Element data from apps and pages:
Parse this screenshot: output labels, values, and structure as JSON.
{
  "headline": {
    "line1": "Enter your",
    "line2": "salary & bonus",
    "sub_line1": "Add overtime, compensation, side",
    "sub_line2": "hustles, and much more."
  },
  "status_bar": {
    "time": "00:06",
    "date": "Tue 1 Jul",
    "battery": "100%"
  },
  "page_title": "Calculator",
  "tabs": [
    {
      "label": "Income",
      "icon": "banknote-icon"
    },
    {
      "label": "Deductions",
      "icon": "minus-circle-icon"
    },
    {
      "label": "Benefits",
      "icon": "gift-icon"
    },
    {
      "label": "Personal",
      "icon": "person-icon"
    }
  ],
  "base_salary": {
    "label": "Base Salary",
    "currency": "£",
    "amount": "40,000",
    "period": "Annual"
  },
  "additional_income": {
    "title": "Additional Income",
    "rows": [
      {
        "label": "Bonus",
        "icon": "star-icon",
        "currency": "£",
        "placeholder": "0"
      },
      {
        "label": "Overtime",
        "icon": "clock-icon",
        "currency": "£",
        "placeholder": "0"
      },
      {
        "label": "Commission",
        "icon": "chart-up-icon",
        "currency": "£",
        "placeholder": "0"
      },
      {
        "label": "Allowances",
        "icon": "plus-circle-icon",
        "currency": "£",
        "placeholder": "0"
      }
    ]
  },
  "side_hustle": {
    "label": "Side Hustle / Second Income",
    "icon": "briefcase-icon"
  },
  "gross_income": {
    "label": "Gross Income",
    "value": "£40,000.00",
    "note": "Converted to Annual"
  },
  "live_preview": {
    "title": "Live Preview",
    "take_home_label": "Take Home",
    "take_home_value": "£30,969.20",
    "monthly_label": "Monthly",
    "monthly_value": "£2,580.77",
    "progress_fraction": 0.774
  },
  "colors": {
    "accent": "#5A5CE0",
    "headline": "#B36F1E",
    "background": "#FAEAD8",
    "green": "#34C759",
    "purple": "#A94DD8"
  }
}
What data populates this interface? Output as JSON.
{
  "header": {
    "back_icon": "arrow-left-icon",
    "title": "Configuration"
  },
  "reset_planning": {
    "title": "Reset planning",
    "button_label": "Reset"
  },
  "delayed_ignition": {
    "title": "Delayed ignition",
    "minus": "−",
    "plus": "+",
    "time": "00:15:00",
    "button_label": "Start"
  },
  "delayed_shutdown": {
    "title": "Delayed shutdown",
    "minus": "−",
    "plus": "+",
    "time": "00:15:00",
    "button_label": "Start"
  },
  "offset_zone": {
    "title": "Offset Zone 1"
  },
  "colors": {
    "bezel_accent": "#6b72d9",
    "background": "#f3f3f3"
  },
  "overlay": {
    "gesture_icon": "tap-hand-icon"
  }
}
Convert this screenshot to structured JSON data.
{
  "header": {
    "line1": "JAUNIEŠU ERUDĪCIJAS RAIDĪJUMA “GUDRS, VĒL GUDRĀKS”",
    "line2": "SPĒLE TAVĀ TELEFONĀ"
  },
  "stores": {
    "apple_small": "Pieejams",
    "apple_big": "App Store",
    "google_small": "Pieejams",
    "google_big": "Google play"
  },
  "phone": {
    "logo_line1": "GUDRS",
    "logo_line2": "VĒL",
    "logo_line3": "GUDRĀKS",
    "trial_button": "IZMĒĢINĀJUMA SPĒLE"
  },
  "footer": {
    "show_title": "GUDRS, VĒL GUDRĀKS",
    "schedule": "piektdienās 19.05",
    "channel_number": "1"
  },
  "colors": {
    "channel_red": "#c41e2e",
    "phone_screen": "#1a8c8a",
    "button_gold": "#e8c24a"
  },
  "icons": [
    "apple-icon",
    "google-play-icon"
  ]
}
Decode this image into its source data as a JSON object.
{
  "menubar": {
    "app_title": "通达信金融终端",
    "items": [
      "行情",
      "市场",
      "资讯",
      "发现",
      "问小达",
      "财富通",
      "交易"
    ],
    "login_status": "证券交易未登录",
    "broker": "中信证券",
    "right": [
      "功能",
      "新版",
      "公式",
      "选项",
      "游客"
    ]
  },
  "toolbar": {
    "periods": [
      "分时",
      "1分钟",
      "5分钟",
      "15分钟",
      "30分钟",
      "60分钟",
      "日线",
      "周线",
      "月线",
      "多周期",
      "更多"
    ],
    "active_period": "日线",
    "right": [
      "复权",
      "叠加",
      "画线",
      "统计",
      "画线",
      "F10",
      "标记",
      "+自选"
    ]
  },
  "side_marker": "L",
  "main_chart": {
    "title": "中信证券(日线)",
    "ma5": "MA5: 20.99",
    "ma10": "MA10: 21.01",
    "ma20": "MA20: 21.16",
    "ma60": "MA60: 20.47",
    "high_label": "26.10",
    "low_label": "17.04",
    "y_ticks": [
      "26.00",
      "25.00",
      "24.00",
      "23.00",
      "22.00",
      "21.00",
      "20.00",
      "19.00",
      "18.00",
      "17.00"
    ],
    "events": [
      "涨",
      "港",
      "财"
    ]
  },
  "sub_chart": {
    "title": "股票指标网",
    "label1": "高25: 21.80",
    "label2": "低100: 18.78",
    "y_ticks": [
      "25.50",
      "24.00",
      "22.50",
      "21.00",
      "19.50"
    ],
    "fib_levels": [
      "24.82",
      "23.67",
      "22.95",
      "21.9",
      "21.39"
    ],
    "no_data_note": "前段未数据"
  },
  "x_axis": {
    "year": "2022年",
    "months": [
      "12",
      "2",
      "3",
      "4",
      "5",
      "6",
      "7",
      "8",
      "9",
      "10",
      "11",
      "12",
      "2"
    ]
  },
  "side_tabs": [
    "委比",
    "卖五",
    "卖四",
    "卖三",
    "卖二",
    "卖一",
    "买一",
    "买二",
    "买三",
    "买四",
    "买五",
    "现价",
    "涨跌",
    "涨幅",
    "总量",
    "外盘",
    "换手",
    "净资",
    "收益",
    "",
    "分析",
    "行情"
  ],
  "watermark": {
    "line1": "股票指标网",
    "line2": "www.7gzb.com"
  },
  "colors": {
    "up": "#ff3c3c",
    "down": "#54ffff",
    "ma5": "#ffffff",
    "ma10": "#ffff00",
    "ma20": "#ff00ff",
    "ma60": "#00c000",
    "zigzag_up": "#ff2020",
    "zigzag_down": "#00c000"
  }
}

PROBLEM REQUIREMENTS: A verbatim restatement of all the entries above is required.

SOLUTION FOR THIS PROBLEM:
Parse this screenshot: output labels, values, and structure as JSON.
{
  "headline": {
    "line1": "Enter your",
    "line2": "salary & bonus",
    "sub_line1": "Add overtime, compensation, side",
    "sub_line2": "hustles, and much more."
  },
  "status_bar": {
    "time": "00:06",
    "date": "Tue 1 Jul",
    "battery": "100%"
  },
  "page_title": "Calculator",
  "tabs": [
    {
      "label": "Income",
      "icon": "banknote-icon"
    },
    {
      "label": "Deductions",
      "icon": "minus-circle-icon"
    },
    {
      "label": "Benefits",
      "icon": "gift-icon"
    },
    {
      "label": "Personal",
      "icon": "person-icon"
    }
  ],
  "base_salary": {
    "label": "Base Salary",
    "currency": "£",
    "amount": "40,000",
    "period": "Annual"
  },
  "additional_income": {
    "title": "Additional Income",
    "rows": [
      {
        "label": "Bonus",
        "icon": "star-icon",
        "currency": "£",
        "placeholder": "0"
      },
      {
        "label": "Overtime",
        "icon": "clock-icon",
        "currency": "£",
        "placeholder": "0"
      },
      {
        "label": "Commission",
        "icon": "chart-up-icon",
        "currency": "£",
        "placeholder": "0"
      },
      {
        "label": "Allowances",
        "icon": "plus-circle-icon",
        "currency": "£",
        "placeholder": "0"
      }
    ]
  },
  "side_hustle": {
    "label": "Side Hustle / Second Income",
    "icon": "briefcase-icon"
  },
  "gross_income": {
    "label": "Gross Income",
    "value": "£40,000.00",
    "note": "Converted to Annual"
  },
  "live_preview": {
    "title": "Live Preview",
    "take_home_label": "Take Home",
    "take_home_value": "£30,969.20",
    "monthly_label": "Monthly",
    "monthly_value": "£2,580.77",
    "progress_fraction": 0.774
  },
  "colors": {
    "accent": "#5A5CE0",
    "headline": "#B36F1E",
    "background": "#FAEAD8",
    "green": "#34C759",
    "purple": "#A94DD8"
  }
}
What data populates this interface? Output as JSON.
{
  "header": {
    "back_icon": "arrow-left-icon",
    "title": "Configuration"
  },
  "reset_planning": {
    "title": "Reset planning",
    "button_label": "Reset"
  },
  "delayed_ignition": {
    "title": "Delayed ignition",
    "minus": "−",
    "plus": "+",
    "time": "00:15:00",
    "button_label": "Start"
  },
  "delayed_shutdown": {
    "title": "Delayed shutdown",
    "minus": "−",
    "plus": "+",
    "time": "00:15:00",
    "button_label": "Start"
  },
  "offset_zone": {
    "title": "Offset Zone 1"
  },
  "colors": {
    "bezel_accent": "#6b72d9",
    "background": "#f3f3f3"
  },
  "overlay": {
    "gesture_icon": "tap-hand-icon"
  }
}
Convert this screenshot to structured JSON data.
{
  "header": {
    "line1": "JAUNIEŠU ERUDĪCIJAS RAIDĪJUMA “GUDRS, VĒL GUDRĀKS”",
    "line2": "SPĒLE TAVĀ TELEFONĀ"
  },
  "stores": {
    "apple_small": "Pieejams",
    "apple_big": "App Store",
    "google_small": "Pieejams",
    "google_big": "Google play"
  },
  "phone": {
    "logo_line1": "GUDRS",
    "logo_line2": "VĒL",
    "logo_line3": "GUDRĀKS",
    "trial_button": "IZMĒĢINĀJUMA SPĒLE"
  },
  "footer": {
    "show_title": "GUDRS, VĒL GUDRĀKS",
    "schedule": "piektdienās 19.05",
    "channel_number": "1"
  },
  "colors": {
    "channel_red": "#c41e2e",
    "phone_screen": "#1a8c8a",
    "button_gold": "#e8c24a"
  },
  "icons": [
    "apple-icon",
    "google-play-icon"
  ]
}
Decode this image into its source data as a JSON object.
{
  "menubar": {
    "app_title": "通达信金融终端",
    "items": [
      "行情",
      "市场",
      "资讯",
      "发现",
      "问小达",
      "财富通",
      "交易"
    ],
    "login_status": "证券交易未登录",
    "broker": "中信证券",
    "right": [
      "功能",
      "新版",
      "公式",
      "选项",
      "游客"
    ]
  },
  "toolbar": {
    "periods": [
      "分时",
      "1分钟",
      "5分钟",
      "15分钟",
      "30分钟",
      "60分钟",
      "日线",
      "周线",
      "月线",
      "多周期",
      "更多"
    ],
    "active_period": "日线",
    "right": [
      "复权",
      "叠加",
      "画线",
      "统计",
      "画线",
      "F10",
      "标记",
      "+自选"
    ]
  },
  "side_marker": "L",
  "main_chart": {
    "title": "中信证券(日线)",
    "ma5": "MA5: 20.99",
    "ma10": "MA10: 21.01",
    "ma20": "MA20: 21.16",
    "ma60": "MA60: 20.47",
    "high_label": "26.10",
    "low_label": "17.04",
    "y_ticks": [
      "26.00",
      "25.00",
      "24.00",
      "23.00",
      "22.00",
      "21.00",
      "20.00",
      "19.00",
      "18.00",
      "17.00"
    ],
    "events": [
      "涨",
      "港",
      "财"
    ]
  },
  "sub_chart": {
    "title": "股票指标网",
    "label1": "高25: 21.80",
    "label2": "低100: 18.78",
    "y_ticks": [
      "25.50",
      "24.00",
      "22.50",
      "21.00",
      "19.50"
    ],
    "fib_levels": [
      "24.82",
      "23.67",
      "22.95",
      "21.9",
      "21.39"
    ],
    "no_data_note": "前段未数据"
  },
  "x_axis": {
    "year": "2022年",
    "months": [
      "12",
      "2",
      "3",
      "4",
      "5",
      "6",
      "7",
      "8",
      "9",
      "10",
      "11",
      "12",
      "2"
    ]
  },
  "side_tabs": [
    "委比",
    "卖五",
    "卖四",
    "卖三",
    "卖二",
    "卖一",
    "买一",
    "买二",
    "买三",
    "买四",
    "买五",
    "现价",
    "涨跌",
    "涨幅",
    "总量",
    "外盘",
    "换手",
    "净资",
    "收益",
    "",
    "分析",
    "行情"
  ],
  "watermark": {
    "line1": "股票指标网",
    "line2": "www.7gzb.com"
  },
  "colors": {
    "up": "#ff3c3c",
    "down": "#54ffff",
    "ma5": "#ffffff",
    "ma10": "#ffff00",
    "ma20": "#ff00ff",
    "ma60": "#00c000",
    "zigzag_up": "#ff2020",
    "zigzag_down": "#00c000"
  }
}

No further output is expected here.